# [Dataset rows describing interfaces]
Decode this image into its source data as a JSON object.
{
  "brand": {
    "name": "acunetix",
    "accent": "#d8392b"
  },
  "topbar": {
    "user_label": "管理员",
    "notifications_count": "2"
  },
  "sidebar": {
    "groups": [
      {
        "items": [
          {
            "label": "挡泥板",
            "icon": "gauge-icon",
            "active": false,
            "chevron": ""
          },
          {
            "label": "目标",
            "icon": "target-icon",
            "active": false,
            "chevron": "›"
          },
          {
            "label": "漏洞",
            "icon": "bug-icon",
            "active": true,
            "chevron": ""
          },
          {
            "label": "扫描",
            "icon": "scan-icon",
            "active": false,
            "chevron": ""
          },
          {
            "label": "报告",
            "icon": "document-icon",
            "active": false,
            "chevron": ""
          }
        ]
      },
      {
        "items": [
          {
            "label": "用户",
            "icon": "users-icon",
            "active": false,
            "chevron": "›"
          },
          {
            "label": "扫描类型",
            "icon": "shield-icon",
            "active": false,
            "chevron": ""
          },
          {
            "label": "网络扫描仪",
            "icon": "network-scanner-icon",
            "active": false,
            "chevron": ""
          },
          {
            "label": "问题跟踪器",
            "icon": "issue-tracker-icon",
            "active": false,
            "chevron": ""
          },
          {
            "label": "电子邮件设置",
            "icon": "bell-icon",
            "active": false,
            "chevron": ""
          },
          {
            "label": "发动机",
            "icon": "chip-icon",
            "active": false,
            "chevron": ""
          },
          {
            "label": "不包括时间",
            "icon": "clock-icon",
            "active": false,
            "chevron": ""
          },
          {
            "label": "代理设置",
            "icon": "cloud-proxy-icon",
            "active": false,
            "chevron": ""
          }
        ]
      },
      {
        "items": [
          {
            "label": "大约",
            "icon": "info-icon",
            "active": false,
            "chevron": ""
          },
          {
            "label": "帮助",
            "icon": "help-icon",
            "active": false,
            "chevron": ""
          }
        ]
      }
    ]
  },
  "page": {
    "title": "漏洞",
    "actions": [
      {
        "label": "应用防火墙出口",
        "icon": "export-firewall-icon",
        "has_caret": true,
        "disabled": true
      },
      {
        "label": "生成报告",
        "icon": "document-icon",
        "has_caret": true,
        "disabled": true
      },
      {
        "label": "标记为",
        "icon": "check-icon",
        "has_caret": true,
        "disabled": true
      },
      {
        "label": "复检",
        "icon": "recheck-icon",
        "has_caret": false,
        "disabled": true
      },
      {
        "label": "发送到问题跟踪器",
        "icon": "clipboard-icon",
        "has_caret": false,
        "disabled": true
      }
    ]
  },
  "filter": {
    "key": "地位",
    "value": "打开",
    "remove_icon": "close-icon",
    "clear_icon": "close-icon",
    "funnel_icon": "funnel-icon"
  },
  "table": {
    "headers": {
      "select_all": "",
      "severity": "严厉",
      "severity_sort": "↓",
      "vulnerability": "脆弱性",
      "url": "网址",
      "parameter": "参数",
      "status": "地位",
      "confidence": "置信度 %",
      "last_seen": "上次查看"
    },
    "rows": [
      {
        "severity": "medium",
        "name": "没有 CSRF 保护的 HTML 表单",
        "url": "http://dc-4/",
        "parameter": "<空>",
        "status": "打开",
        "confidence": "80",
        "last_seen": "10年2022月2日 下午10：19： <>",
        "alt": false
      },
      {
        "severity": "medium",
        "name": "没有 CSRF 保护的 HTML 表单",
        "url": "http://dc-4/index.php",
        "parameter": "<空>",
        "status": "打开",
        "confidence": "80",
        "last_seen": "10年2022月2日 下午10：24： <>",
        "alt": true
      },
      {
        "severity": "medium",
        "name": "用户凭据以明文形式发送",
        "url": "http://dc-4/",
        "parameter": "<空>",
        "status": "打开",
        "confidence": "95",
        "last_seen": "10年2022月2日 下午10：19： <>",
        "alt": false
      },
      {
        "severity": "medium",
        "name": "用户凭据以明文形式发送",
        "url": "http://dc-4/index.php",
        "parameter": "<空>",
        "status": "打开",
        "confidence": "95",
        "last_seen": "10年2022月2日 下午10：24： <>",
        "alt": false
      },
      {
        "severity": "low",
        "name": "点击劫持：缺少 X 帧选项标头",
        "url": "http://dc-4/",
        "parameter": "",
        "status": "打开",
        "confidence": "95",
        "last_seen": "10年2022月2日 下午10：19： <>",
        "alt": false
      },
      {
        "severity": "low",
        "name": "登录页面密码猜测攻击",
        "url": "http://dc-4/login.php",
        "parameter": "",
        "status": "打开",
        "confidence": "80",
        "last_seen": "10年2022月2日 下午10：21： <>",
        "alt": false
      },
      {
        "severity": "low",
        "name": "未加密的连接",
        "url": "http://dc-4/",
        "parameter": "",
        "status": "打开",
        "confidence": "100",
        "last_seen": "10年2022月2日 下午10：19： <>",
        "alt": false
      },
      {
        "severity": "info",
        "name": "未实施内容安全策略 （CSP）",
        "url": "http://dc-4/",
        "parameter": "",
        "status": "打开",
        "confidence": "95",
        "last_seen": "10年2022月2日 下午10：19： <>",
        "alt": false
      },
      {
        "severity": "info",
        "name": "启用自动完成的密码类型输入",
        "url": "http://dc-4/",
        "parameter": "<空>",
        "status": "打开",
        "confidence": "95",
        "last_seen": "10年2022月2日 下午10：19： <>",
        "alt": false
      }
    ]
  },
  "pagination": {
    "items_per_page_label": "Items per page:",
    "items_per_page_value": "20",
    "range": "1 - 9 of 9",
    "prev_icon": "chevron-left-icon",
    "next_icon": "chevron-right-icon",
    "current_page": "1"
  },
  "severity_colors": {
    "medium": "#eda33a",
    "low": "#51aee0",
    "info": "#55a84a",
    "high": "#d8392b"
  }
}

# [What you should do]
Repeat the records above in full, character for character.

# [Solution to this task]
Decode this image into its source data as a JSON object.
{
  "brand": {
    "name": "acunetix",
    "accent": "#d8392b"
  },
  "topbar": {
    "user_label": "管理员",
    "notifications_count": "2"
  },
  "sidebar": {
    "groups": [
      {
        "items": [
          {
            "label": "挡泥板",
            "icon": "gauge-icon",
            "active": false,
            "chevron": ""
          },
          {
            "label": "目标",
            "icon": "target-icon",
            "active": false,
            "chevron": "›"
          },
          {
            "label": "漏洞",
            "icon": "bug-icon",
            "active": true,
            "chevron": ""
          },
          {
            "label": "扫描",
            "icon": "scan-icon",
            "active": false,
            "chevron": ""
          },
          {
            "label": "报告",
            "icon": "document-icon",
            "active": false,
            "chevron": ""
          }
        ]
      },
      {
        "items": [
          {
            "label": "用户",
            "icon": "users-icon",
            "active": false,
            "chevron": "›"
          },
          {
            "label": "扫描类型",
            "icon": "shield-icon",
            "active": false,
            "chevron": ""
          },
          {
            "label": "网络扫描仪",
            "icon": "network-scanner-icon",
            "active": false,
            "chevron": ""
          },
          {
            "label": "问题跟踪器",
            "icon": "issue-tracker-icon",
            "active": false,
            "chevron": ""
          },
          {
            "label": "电子邮件设置",
            "icon": "bell-icon",
            "active": false,
            "chevron": ""
          },
          {
            "label": "发动机",
            "icon": "chip-icon",
            "active": false,
            "chevron": ""
          },
          {
            "label": "不包括时间",
            "icon": "clock-icon",
            "active": false,
            "chevron": ""
          },
          {
            "label": "代理设置",
            "icon": "cloud-proxy-icon",
            "active": false,
            "chevron": ""
          }
        ]
      },
      {
        "items": [
          {
            "label": "大约",
            "icon": "info-icon",
            "active": false,
            "chevron": ""
          },
          {
            "label": "帮助",
            "icon": "help-icon",
            "active": false,
            "chevron": ""
          }
        ]
      }
    ]
  },
  "page": {
    "title": "漏洞",
    "actions": [
      {
        "label": "应用防火墙出口",
        "icon": "export-firewall-icon",
        "has_caret": true,
        "disabled": true
      },
      {
        "label": "生成报告",
        "icon": "document-icon",
        "has_caret": true,
        "disabled": true
      },
      {
        "label": "标记为",
        "icon": "check-icon",
        "has_caret": true,
        "disabled": true
      },
      {
        "label": "复检",
        "icon": "recheck-icon",
        "has_caret": false,
        "disabled": true
      },
      {
        "label": "发送到问题跟踪器",
        "icon": "clipboard-icon",
        "has_caret": false,
        "disabled": true
      }
    ]
  },
  "filter": {
    "key": "地位",
    "value": "打开",
    "remove_icon": "close-icon",
    "clear_icon": "close-icon",
    "funnel_icon": "funnel-icon"
  },
  "table": {
    "headers": {
      "select_all": "",
      "severity": "严厉",
      "severity_sort": "↓",
      "vulnerability": "脆弱性",
      "url": "网址",
      "parameter": "参数",
      "status": "地位",
      "confidence": "置信度 %",
      "last_seen": "上次查看"
    },
    "rows": [
      {
        "severity": "medium",
        "name": "没有 CSRF 保护的 HTML 表单",
        "url": "http://dc-4/",
        "parameter": "<空>",
        "status": "打开",
        "confidence": "80",
        "last_seen": "10年2022月2日 下午10：19： <>",
        "alt": false
      },
      {
        "severity": "medium",
        "name": "没有 CSRF 保护的 HTML 表单",
        "url": "http://dc-4/index.php",
        "parameter": "<空>",
        "status": "打开",
        "confidence": "80",
        "last_seen": "10年2022月2日 下午10：24： <>",
        "alt": true
      },
      {
        "severity": "medium",
        "name": "用户凭据以明文形式发送",
        "url": "http://dc-4/",
        "parameter": "<空>",
        "status": "打开",
        "confidence": "95",
        "last_seen": "10年2022月2日 下午10：19： <>",
        "alt": false
      },
      {
        "severity": "medium",
        "name": "用户凭据以明文形式发送",
        "url": "http://dc-4/index.php",
        "parameter": "<空>",
        "status": "打开",
        "confidence": "95",
        "last_seen": "10年2022月2日 下午10：24： <>",
        "alt": false
      },
      {
        "severity": "low",
        "name": "点击劫持：缺少 X 帧选项标头",
        "url": "http://dc-4/",
        "parameter": "",
        "status": "打开",
        "confidence": "95",
        "last_seen": "10年2022月2日 下午10：19： <>",
        "alt": false
      },
      {
        "severity": "low",
        "name": "登录页面密码猜测攻击",
        "url": "http://dc-4/login.php",
        "parameter": "",
        "status": "打开",
        "confidence": "80",
        "last_seen": "10年2022月2日 下午10：21： <>",
        "alt": false
      },
      {
        "severity": "low",
        "name": "未加密的连接",
        "url": "http://dc-4/",
        "parameter": "",
        "status": "打开",
        "confidence": "100",
        "last_seen": "10年2022月2日 下午10：19： <>",
        "alt": false
      },
      {
        "severity": "info",
        "name": "未实施内容安全策略 （CSP）",
        "url": "http://dc-4/",
        "parameter": "",
        "status": "打开",
        "confidence": "95",
        "last_seen": "10年2022月2日 下午10：19： <>",
        "alt": false
      },
      {
        "severity": "info",
        "name": "启用自动完成的密码类型输入",
        "url": "http://dc-4/",
        "parameter": "<空>",
        "status": "打开",
        "confidence": "95",
        "last_seen": "10年2022月2日 下午10：19： <>",
        "alt": false
      }
    ]
  },
  "pagination": {
    "items_per_page_label": "Items per page:",
    "items_per_page_value": "20",
    "range": "1 - 9 of 9",
    "prev_icon": "chevron-left-icon",
    "next_icon": "chevron-right-icon",
    "current_page": "1"
  },
  "severity_colors": {
    "medium": "#eda33a",
    "low": "#51aee0",
    "info": "#55a84a",
    "high": "#d8392b"
  }
}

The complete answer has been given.